=== Working data ===

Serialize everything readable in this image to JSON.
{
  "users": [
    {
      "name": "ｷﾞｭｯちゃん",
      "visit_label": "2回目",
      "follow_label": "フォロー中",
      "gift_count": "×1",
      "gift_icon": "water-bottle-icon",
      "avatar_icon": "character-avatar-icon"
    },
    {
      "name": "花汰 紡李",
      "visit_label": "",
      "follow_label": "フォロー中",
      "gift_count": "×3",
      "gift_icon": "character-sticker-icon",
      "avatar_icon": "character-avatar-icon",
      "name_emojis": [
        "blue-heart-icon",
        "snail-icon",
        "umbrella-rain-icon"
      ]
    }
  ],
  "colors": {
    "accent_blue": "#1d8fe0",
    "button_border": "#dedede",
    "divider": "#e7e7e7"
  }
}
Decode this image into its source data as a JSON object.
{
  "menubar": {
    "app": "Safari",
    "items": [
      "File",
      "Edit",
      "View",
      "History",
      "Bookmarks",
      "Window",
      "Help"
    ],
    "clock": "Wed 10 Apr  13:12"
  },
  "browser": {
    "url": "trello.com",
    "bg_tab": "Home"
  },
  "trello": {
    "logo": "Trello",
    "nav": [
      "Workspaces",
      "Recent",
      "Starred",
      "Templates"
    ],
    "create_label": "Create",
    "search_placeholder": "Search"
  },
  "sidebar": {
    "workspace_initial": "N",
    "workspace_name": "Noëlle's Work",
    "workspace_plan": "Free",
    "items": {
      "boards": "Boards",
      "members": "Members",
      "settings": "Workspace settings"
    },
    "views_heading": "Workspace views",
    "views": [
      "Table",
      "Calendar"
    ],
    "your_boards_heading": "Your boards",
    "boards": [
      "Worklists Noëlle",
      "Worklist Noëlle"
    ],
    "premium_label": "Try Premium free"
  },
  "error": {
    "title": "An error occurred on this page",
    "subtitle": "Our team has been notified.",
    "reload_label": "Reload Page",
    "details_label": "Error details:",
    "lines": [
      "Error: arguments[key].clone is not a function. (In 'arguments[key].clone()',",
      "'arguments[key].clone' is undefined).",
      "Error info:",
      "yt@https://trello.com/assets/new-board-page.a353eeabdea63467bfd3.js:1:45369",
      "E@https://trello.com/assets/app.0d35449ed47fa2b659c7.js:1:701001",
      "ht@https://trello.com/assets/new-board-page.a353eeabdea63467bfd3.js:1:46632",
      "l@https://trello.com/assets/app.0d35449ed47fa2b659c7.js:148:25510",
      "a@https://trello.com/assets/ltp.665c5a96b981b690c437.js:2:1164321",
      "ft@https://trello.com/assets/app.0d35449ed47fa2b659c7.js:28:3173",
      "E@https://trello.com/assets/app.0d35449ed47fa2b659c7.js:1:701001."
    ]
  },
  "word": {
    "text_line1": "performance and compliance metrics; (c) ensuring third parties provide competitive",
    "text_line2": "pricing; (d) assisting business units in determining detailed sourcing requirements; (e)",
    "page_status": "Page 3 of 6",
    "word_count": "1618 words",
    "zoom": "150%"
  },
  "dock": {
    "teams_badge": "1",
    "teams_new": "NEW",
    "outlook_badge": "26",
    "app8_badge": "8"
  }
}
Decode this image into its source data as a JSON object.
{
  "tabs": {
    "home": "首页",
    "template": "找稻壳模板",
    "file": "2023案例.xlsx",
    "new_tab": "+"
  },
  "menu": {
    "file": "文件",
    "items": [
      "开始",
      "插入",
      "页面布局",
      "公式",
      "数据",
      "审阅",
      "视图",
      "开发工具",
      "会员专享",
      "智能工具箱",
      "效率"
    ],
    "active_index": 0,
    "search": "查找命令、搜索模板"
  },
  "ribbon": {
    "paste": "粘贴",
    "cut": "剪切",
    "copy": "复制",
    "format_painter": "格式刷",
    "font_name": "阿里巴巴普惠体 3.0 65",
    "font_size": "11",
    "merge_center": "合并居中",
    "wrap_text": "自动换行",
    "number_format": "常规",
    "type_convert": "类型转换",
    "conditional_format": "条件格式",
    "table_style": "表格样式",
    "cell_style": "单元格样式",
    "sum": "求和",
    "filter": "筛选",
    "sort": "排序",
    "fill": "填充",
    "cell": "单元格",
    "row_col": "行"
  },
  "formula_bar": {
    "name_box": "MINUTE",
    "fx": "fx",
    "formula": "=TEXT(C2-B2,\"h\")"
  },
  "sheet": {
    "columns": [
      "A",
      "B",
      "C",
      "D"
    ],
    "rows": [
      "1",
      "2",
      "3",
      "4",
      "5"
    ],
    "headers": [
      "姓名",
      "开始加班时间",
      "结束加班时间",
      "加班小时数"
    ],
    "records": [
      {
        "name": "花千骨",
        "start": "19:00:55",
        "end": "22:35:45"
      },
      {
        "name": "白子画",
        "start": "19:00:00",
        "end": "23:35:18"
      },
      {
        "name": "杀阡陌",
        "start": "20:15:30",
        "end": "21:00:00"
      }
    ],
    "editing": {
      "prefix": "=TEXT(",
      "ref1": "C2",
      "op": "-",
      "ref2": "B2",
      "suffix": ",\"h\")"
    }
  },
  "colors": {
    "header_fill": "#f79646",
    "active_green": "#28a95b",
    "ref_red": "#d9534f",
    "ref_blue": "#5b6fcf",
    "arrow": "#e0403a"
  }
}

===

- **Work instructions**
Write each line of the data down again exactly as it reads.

- **Written answer**
Serialize everything readable in this image to JSON.
{
  "users": [
    {
      "name": "ｷﾞｭｯちゃん",
      "visit_label": "2回目",
      "follow_label": "フォロー中",
      "gift_count": "×1",
      "gift_icon": "water-bottle-icon",
      "avatar_icon": "character-avatar-icon"
    },
    {
      "name": "花汰 紡李",
      "visit_label": "",
      "follow_label": "フォロー中",
      "gift_count": "×3",
      "gift_icon": "character-sticker-icon",
      "avatar_icon": "character-avatar-icon",
      "name_emojis": [
        "blue-heart-icon",
        "snail-icon",
        "umbrella-rain-icon"
      ]
    }
  ],
  "colors": {
    "accent_blue": "#1d8fe0",
    "button_border": "#dedede",
    "divider": "#e7e7e7"
  }
}
Decode this image into its source data as a JSON object.
{
  "menubar": {
    "app": "Safari",
    "items": [
      "File",
      "Edit",
      "View",
      "History",
      "Bookmarks",
      "Window",
      "Help"
    ],
    "clock": "Wed 10 Apr  13:12"
  },
  "browser": {
    "url": "trello.com",
    "bg_tab": "Home"
  },
  "trello": {
    "logo": "Trello",
    "nav": [
      "Workspaces",
      "Recent",
      "Starred",
      "Templates"
    ],
    "create_label": "Create",
    "search_placeholder": "Search"
  },
  "sidebar": {
    "workspace_initial": "N",
    "workspace_name": "Noëlle's Work",
    "workspace_plan": "Free",
    "items": {
      "boards": "Boards",
      "members": "Members",
      "settings": "Workspace settings"
    },
    "views_heading": "Workspace views",
    "views": [
      "Table",
      "Calendar"
    ],
    "your_boards_heading": "Your boards",
    "boards": [
      "Worklists Noëlle",
      "Worklist Noëlle"
    ],
    "premium_label": "Try Premium free"
  },
  "error": {
    "title": "An error occurred on this page",
    "subtitle": "Our team has been notified.",
    "reload_label": "Reload Page",
    "details_label": "Error details:",
    "lines": [
      "Error: arguments[key].clone is not a function. (In 'arguments[key].clone()',",
      "'arguments[key].clone' is undefined).",
      "Error info:",
      "yt@https://trello.com/assets/new-board-page.a353eeabdea63467bfd3.js:1:45369",
      "E@https://trello.com/assets/app.0d35449ed47fa2b659c7.js:1:701001",
      "ht@https://trello.com/assets/new-board-page.a353eeabdea63467bfd3.js:1:46632",
      "l@https://trello.com/assets/app.0d35449ed47fa2b659c7.js:148:25510",
      "a@https://trello.com/assets/ltp.665c5a96b981b690c437.js:2:1164321",
      "ft@https://trello.com/assets/app.0d35449ed47fa2b659c7.js:28:3173",
      "E@https://trello.com/assets/app.0d35449ed47fa2b659c7.js:1:701001."
    ]
  },
  "word": {
    "text_line1": "performance and compliance metrics; (c) ensuring third parties provide competitive",
    "text_line2": "pricing; (d) assisting business units in determining detailed sourcing requirements; (e)",
    "page_status": "Page 3 of 6",
    "word_count": "1618 words",
    "zoom": "150%"
  },
  "dock": {
    "teams_badge": "1",
    "teams_new": "NEW",
    "outlook_badge": "26",
    "app8_badge": "8"
  }
}
Decode this image into its source data as a JSON object.
{
  "tabs": {
    "home": "首页",
    "template": "找稻壳模板",
    "file": "2023案例.xlsx",
    "new_tab": "+"
  },
  "menu": {
    "file": "文件",
    "items": [
      "开始",
      "插入",
      "页面布局",
      "公式",
      "数据",
      "审阅",
      "视图",
      "开发工具",
      "会员专享",
      "智能工具箱",
      "效率"
    ],
    "active_index": 0,
    "search": "查找命令、搜索模板"
  },
  "ribbon": {
    "paste": "粘贴",
    "cut": "剪切",
    "copy": "复制",
    "format_painter": "格式刷",
    "font_name": "阿里巴巴普惠体 3.0 65",
    "font_size": "11",
    "merge_center": "合并居中",
    "wrap_text": "自动换行",
    "number_format": "常规",
    "type_convert": "类型转换",
    "conditional_format": "条件格式",
    "table_style": "表格样式",
    "cell_style": "单元格样式",
    "sum": "求和",
    "filter": "筛选",
    "sort": "排序",
    "fill": "填充",
    "cell": "单元格",
    "row_col": "行"
  },
  "formula_bar": {
    "name_box": "MINUTE",
    "fx": "fx",
    "formula": "=TEXT(C2-B2,\"h\")"
  },
  "sheet": {
    "columns": [
      "A",
      "B",
      "C",
      "D"
    ],
    "rows": [
      "1",
      "2",
      "3",
      "4",
      "5"
    ],
    "headers": [
      "姓名",
      "开始加班时间",
      "结束加班时间",
      "加班小时数"
    ],
    "records": [
      {
        "name": "花千骨",
        "start": "19:00:55",
        "end": "22:35:45"
      },
      {
        "name": "白子画",
        "start": "19:00:00",
        "end": "23:35:18"
      },
      {
        "name": "杀阡陌",
        "start": "20:15:30",
        "end": "21:00:00"
      }
    ],
    "editing": {
      "prefix": "=TEXT(",
      "ref1": "C2",
      "op": "-",
      "ref2": "B2",
      "suffix": ",\"h\")"
    }
  },
  "colors": {
    "header_fill": "#f79646",
    "active_green": "#28a95b",
    "ref_red": "#d9534f",
    "ref_blue": "#5b6fcf",
    "arrow": "#e0403a"
  }
}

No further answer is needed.